  4. Figure 2 presents a parameter denoted as weekly accumulated total load lifted (ATLL). Since there are no references about how it was calculated, we presume it is the absolute volume load (sets x repetitions x load) 44. Scott BR, Duthie GM, Thornton HR, Dascombe BJ. Training Monitoring for Resistance Exercise: Theory and Applications. Sports Med. 2016; 46(5):687-698. . This should be amended.

  5. It was stated that all 3 protocols were performed until concentric failure (being performed maximum repetitions), and with the same rest interval (90 s) between sets. However, there is a body of evidence demonstrating a significant reduction in the number of repetitions when exercises are performed to failure with a specific load and short rest intervals 55. Willardson JM, Burkett LN. A comparison of 3 different rest intervals on the exercise volume completed during a workout. J Strength Cond Res. 2005;19(1):23-26.,66. Willardson JM, Burkett LN. The effect of rest interval length on bench press performance with heavy vs. light loads. J Strength Cond Res. 2006;20(2): 396-399. . Could this fact be explained by the authors?

References

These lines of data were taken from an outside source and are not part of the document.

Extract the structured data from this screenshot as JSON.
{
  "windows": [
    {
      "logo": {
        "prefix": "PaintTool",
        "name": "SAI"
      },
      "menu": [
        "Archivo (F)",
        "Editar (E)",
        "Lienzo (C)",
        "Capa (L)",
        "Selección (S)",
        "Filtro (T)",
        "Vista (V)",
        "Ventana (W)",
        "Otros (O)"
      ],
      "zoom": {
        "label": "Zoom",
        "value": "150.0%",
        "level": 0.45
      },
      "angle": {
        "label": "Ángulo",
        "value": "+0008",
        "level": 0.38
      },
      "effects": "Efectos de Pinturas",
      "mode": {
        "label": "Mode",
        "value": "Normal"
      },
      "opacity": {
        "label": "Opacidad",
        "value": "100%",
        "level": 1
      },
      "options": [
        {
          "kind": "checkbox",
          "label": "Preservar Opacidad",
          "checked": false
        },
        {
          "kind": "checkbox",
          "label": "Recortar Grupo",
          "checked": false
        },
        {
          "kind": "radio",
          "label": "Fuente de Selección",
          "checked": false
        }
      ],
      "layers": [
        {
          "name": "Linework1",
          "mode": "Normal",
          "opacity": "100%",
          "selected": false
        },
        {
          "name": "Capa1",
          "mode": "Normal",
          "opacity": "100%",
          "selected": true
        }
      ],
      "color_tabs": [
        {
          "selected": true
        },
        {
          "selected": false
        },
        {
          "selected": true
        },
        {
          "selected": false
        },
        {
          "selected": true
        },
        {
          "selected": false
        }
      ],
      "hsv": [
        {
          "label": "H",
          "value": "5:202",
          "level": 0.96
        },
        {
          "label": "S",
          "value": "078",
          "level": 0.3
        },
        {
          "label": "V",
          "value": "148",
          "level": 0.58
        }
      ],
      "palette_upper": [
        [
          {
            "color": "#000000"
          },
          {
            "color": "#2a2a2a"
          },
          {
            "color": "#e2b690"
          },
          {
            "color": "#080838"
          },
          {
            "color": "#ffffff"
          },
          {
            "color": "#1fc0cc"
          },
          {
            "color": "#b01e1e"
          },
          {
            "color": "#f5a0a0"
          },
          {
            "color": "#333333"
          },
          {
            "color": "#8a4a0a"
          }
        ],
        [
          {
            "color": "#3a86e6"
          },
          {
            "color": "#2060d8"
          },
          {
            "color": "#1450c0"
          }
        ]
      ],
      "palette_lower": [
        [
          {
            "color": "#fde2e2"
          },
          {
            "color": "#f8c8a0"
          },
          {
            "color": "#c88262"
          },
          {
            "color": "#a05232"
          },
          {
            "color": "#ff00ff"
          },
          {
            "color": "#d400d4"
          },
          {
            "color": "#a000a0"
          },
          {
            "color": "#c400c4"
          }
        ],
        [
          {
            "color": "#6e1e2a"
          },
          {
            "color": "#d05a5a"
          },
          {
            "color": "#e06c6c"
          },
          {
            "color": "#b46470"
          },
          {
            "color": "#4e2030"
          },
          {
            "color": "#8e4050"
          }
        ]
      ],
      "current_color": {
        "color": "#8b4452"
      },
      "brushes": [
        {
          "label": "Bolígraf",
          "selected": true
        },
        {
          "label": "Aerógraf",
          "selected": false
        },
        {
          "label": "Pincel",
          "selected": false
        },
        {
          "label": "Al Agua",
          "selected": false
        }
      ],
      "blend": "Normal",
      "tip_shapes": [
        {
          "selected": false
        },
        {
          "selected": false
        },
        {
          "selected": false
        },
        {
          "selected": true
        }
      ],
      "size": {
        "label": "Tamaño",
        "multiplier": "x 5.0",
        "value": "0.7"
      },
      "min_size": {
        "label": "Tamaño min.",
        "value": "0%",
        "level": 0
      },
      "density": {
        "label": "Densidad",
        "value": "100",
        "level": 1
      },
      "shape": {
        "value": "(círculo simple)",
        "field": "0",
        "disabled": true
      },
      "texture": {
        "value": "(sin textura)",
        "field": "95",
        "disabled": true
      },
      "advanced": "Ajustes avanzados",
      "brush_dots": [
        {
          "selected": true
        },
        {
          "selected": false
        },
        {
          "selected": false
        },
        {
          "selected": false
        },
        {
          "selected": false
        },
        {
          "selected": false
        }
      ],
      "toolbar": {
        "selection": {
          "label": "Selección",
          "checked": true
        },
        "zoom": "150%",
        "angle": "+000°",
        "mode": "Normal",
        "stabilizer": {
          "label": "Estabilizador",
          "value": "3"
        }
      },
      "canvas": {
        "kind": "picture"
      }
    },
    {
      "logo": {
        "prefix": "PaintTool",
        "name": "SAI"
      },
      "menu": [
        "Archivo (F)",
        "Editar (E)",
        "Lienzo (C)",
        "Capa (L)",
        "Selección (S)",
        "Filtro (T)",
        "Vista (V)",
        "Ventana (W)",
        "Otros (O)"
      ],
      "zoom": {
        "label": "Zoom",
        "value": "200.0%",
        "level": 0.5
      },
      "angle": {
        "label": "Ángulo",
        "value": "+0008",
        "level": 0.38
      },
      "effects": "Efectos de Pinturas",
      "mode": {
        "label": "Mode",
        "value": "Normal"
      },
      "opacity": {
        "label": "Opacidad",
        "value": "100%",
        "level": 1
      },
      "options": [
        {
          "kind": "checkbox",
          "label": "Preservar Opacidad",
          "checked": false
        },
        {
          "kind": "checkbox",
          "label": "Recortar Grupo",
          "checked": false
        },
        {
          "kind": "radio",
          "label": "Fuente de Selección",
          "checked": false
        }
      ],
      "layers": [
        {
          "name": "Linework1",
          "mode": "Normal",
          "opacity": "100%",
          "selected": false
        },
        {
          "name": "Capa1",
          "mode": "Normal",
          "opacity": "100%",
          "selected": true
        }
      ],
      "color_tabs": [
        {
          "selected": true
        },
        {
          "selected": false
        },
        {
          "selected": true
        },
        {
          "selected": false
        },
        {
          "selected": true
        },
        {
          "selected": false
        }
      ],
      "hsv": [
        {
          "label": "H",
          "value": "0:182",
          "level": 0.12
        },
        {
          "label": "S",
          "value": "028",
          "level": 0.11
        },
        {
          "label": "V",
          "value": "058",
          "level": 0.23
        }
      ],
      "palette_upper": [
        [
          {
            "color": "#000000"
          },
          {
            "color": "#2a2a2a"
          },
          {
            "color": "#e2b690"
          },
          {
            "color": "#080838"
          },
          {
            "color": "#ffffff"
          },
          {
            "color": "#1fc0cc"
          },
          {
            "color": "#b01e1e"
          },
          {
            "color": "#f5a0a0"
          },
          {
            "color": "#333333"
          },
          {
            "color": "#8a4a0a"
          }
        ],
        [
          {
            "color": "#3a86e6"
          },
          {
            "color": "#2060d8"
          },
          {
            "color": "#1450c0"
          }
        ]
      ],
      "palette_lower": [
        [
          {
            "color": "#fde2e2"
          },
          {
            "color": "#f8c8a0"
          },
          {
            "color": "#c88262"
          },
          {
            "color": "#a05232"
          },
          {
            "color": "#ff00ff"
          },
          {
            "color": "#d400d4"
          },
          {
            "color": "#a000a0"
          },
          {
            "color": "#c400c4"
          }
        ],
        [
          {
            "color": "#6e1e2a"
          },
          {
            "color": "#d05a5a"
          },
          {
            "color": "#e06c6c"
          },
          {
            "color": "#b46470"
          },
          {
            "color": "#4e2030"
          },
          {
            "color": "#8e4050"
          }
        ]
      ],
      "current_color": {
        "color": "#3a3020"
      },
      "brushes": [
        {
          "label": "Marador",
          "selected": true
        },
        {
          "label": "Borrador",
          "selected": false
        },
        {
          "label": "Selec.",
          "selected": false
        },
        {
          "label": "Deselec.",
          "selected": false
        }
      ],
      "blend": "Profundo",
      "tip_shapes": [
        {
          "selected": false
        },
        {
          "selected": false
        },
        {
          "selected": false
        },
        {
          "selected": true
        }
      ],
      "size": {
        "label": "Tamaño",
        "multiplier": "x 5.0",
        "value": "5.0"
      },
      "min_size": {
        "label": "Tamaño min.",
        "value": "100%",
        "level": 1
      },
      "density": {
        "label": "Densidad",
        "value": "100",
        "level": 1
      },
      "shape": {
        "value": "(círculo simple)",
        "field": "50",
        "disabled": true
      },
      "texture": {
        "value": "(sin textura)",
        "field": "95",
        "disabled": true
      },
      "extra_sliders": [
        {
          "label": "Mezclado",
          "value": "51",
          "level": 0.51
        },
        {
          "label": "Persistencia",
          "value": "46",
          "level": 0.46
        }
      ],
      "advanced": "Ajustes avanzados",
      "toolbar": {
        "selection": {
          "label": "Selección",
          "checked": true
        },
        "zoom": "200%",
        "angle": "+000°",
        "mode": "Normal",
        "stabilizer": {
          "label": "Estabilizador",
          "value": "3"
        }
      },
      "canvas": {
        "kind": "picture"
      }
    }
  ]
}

  • 1
    Evangelista AL, Braz TV, Rica RL, Barbosa WA, Alonso AC, Azevedo JB, et al. The dose-response phenomenon associated with strength training is independent of the volume of sets and repetitions per session. Rev Bra Med Sport. 2021; 27(1):108-112.
  • 2
    Zourdos MC, Jo E, Khamoui AV, Lee SR, Park BS, Ormsbee MJ, et al. Modified Daily Undulating Periodization Model Produces Greater Performance Than a Traditional Configuration in Powerlifters. J Strength Cond Res. 2016; 30(3):784-791.
  • 3
    Suchomel TJ, Nimphius S, tone MH. The Importance of Muscular Strength in Athletic Performance. Sports Med. 2016; 46(10):1419-1449.
  • 4
    Scott BR, Duthie GM, Thornton HR, Dascombe BJ. Training Monitoring for Resistance Exercise: Theory and Applications. Sports Med. 2016; 46(5):687-698.
  • 5
    Willardson JM, Burkett LN. A comparison of 3 different rest intervals on the exercise volume completed during a workout. J Strength Cond Res. 2005;19(1):23-26.
  • 6
    Willardson JM, Burkett LN. The effect of rest interval length on bench press performance with heavy vs. light loads. J Strength Cond Res. 2006;20(2): 396-399.

Publication Dates

  • Publication in this collection
    14 June 2021
  • Date of issue
    Apr/Jun 2021
Sociedade Brasileira de Medicina do Exercício e do Esporte Av. Brigadeiro Luís Antônio, 278, 6º and., 01318-901 São Paulo SP, Tel.: +55 11 3106-7544, Fax: +55 11 3106-8611 - São Paulo - SP - Brazil
E-mail: atharbme@uol.com.br